Ruby Red
Ruby Red
Alyson Pelayo

After the holiday is a good time for a reminder about chocolate toxicity in dogs and cats. Chocolate contains Methylxanthine Theobromine which is a stimulant that is similar to caffeine; it is a diuretic, smooth muscle relaxant, heart stimulant and blood vessel dilator. In people this is usually not a problem, but for a dog or cat it can be a huge problem, it could even be fatal.
The affect on a pet depends on its weight and the amount of chocolate ingested. Type of chocolate also plays a factor because the Theobromine quantity is higher in dark chocolate than milk chocolate and is extremely low in white chocolate. If a pet is suspected of ingesting chocolate, especially a large quantity, it should be seen by a veterinarian right away. If caught early enough, and taken in right away, a veterinarian might be able to induce vomiting in order to avoid dangerous symptoms.

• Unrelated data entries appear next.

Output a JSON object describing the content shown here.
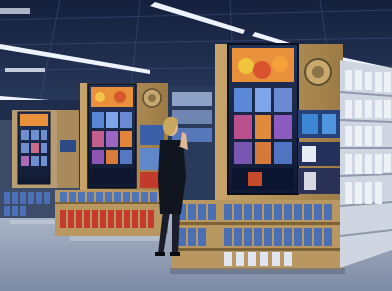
{
  "scene": {
    "description_label": "",
    "colors": {
      "ceiling": "#1b2a4a",
      "ceiling_light": "#e9f0ff",
      "wall_top": "#2d3f63",
      "floor": "#9aa7bd",
      "floor_reflect": "#6f7f9c",
      "shelf_gold": "#b8955a",
      "shelf_dark": "#3a4a60",
      "kiosk_frame": "#c9b99a",
      "screen_bg": "#1d2b4d",
      "bottle_blue": "#3b5fa8",
      "bottle_white": "#e6ecf5",
      "product_red": "#c23a2c",
      "product_orange": "#e8913a"
    },
    "icons": {
      "kiosk_badge": "circle-badge-icon"
    }
  }
}
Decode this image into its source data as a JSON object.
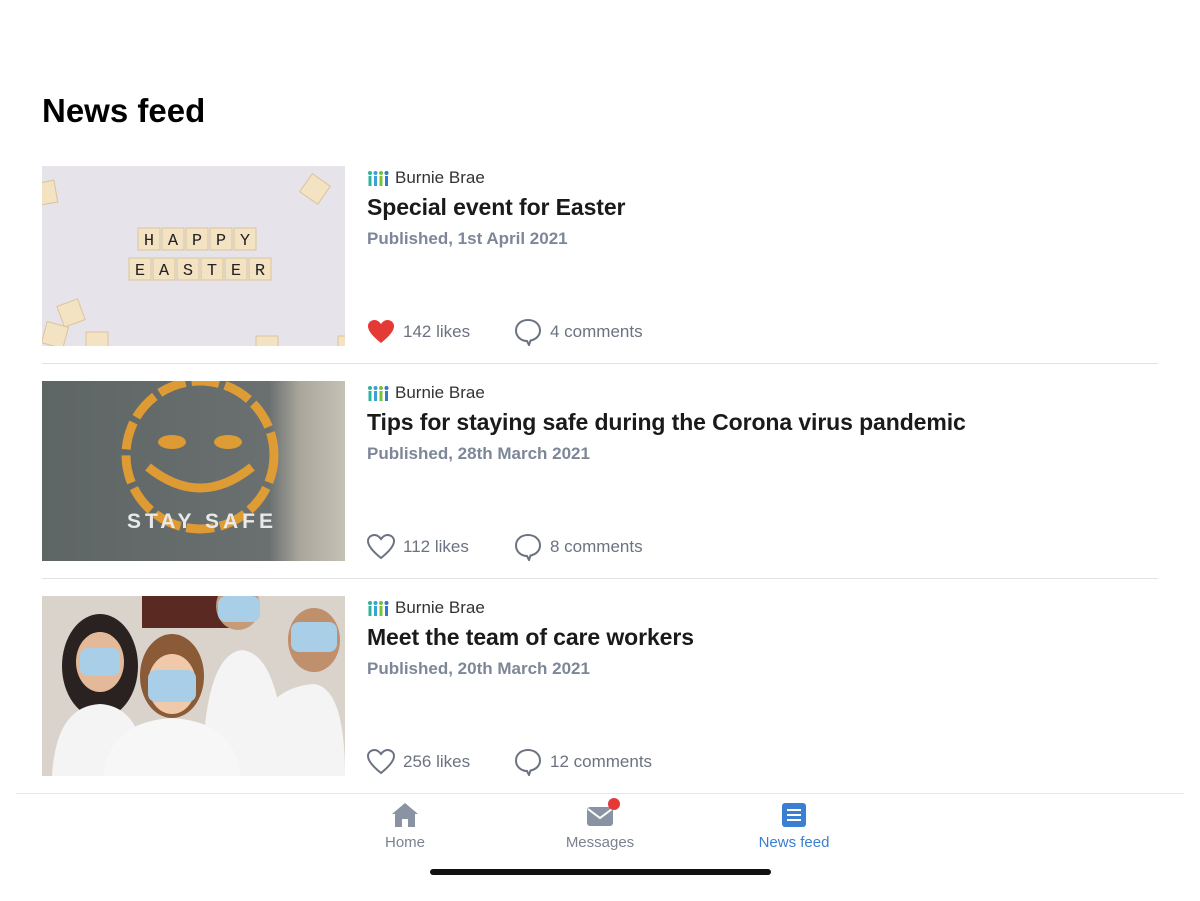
{
  "header": {
    "title": "News feed"
  },
  "posts": [
    {
      "org": "Burnie Brae",
      "title": "Special event for Easter",
      "published": "Published, 1st April 2021",
      "likes": "142 likes",
      "comments": "4 comments",
      "liked": true,
      "image_caption": [
        "HAPPY",
        "EASTER"
      ]
    },
    {
      "org": "Burnie Brae",
      "title": "Tips for staying safe during the Corona virus pandemic",
      "published": "Published, 28th March 2021",
      "likes": "112 likes",
      "comments": "8 comments",
      "liked": false,
      "image_caption": [
        "STAY SAFE"
      ]
    },
    {
      "org": "Burnie Brae",
      "title": "Meet the team of care workers",
      "published": "Published, 20th March 2021",
      "likes": "256 likes",
      "comments": "12 comments",
      "liked": false
    }
  ],
  "tabbar": {
    "items": [
      {
        "label": "Home",
        "icon": "home-icon",
        "active": false
      },
      {
        "label": "Messages",
        "icon": "mail-icon",
        "active": false,
        "badge": true
      },
      {
        "label": "News feed",
        "icon": "newsfeed-icon",
        "active": true
      }
    ]
  },
  "colors": {
    "accent": "#3b7fd2",
    "like": "#e53935",
    "muted": "#7d8798",
    "badge": "#e53935"
  }
}
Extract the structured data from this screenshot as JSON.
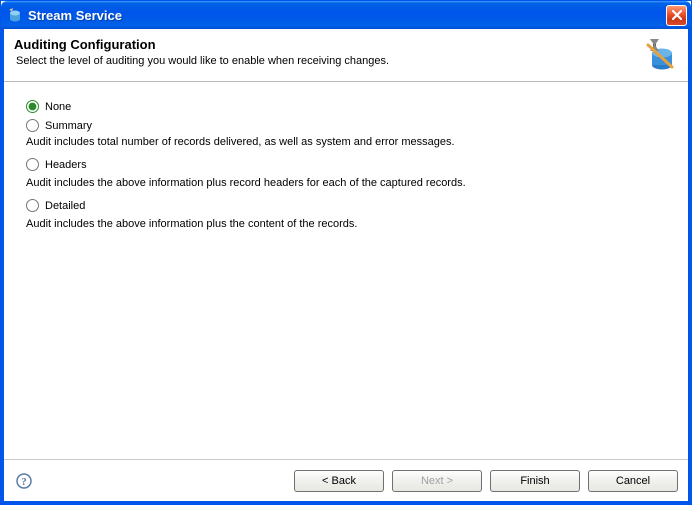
{
  "window": {
    "title": "Stream Service"
  },
  "header": {
    "title": "Auditing Configuration",
    "subtitle": "Select the level of auditing you would like to enable when receiving changes."
  },
  "options": {
    "none": {
      "label": "None",
      "selected": true
    },
    "summary": {
      "label": "Summary",
      "selected": false,
      "description": "Audit includes total number of records delivered, as well as system and error messages."
    },
    "headers": {
      "label": "Headers",
      "selected": false,
      "description": "Audit includes the above information plus record headers for each of the captured records."
    },
    "detailed": {
      "label": "Detailed",
      "selected": false,
      "description": "Audit includes the above information plus the content of the records."
    }
  },
  "buttons": {
    "back": "< Back",
    "next": "Next >",
    "finish": "Finish",
    "cancel": "Cancel"
  }
}
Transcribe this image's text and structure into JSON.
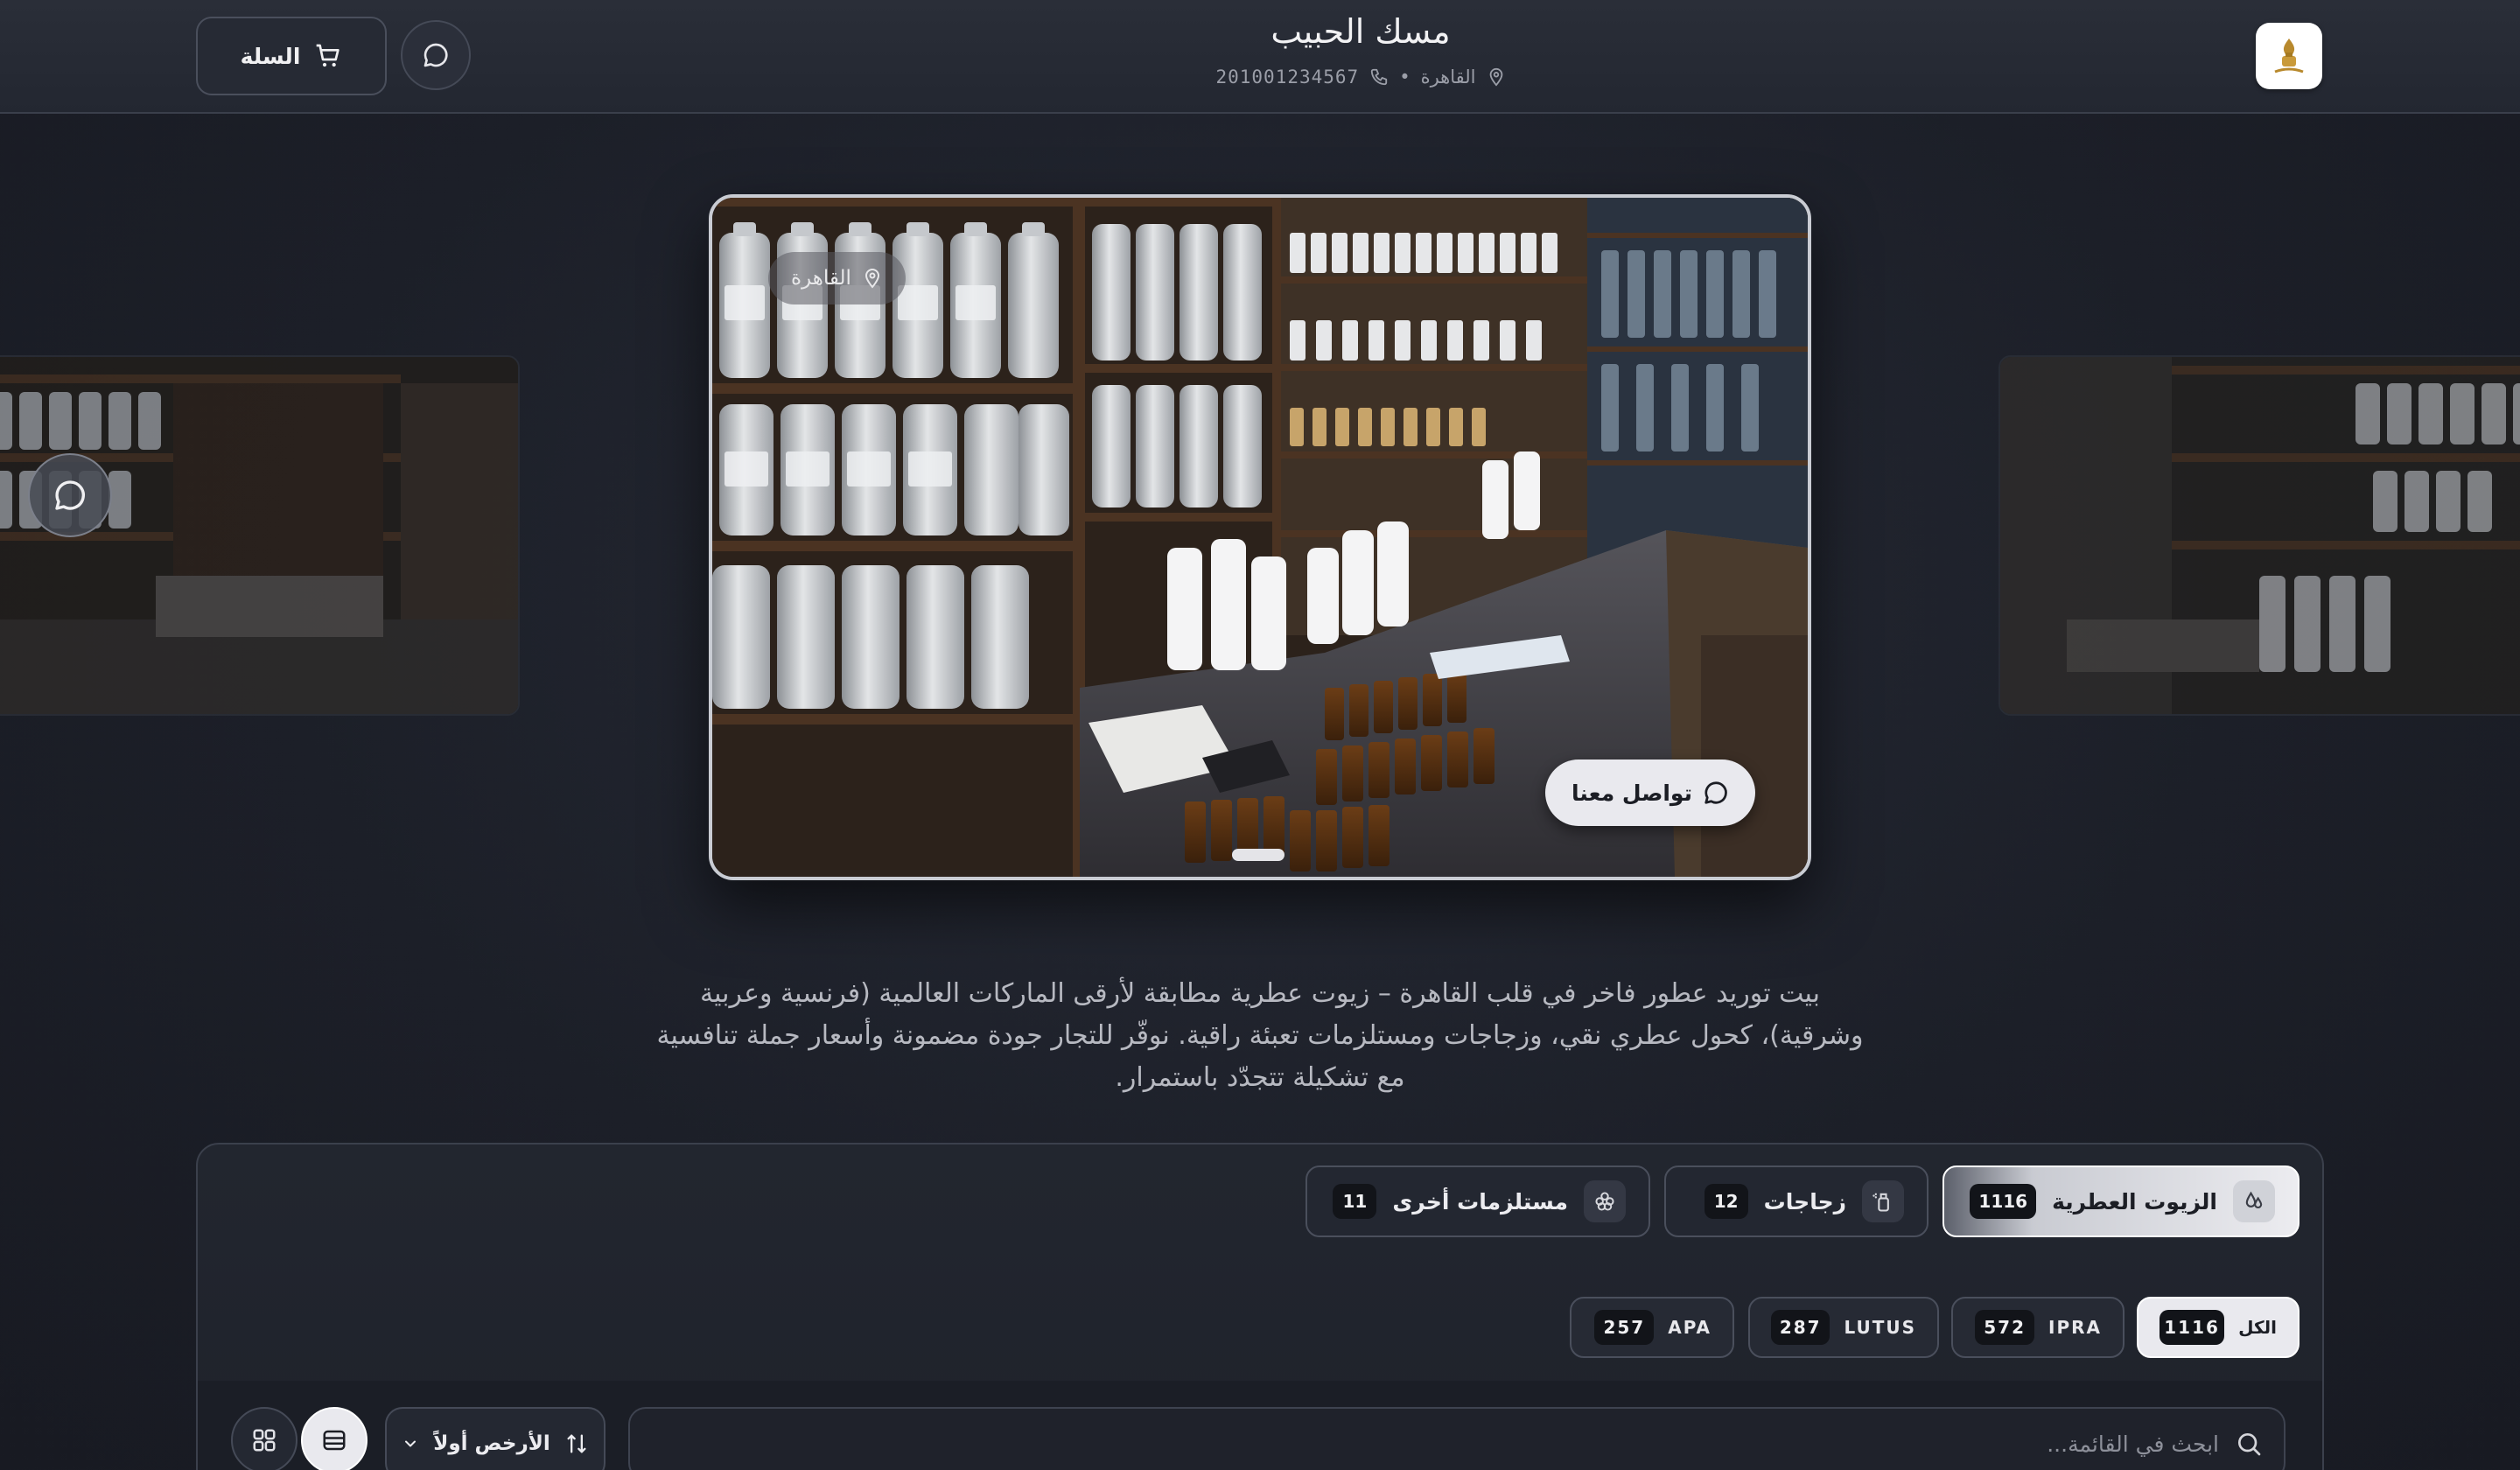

Symptoms of chocolate toxicity include; restlessness, panting, extreme thirst, vomiting, drooling, diarrhea and even seizures. A dog or cat with these symptoms needs to be seen immediately by a veterinarian for treatment. Treatment of chocolate toxicity depends on the case, but can include; activated charcoal which helps to block absorption, fluids to dilute what is in the system, and monitoring of vitals.
As with all toxic substances the best rule is avoidance. So keep all chocolate up and away in order to keep a healthy pet.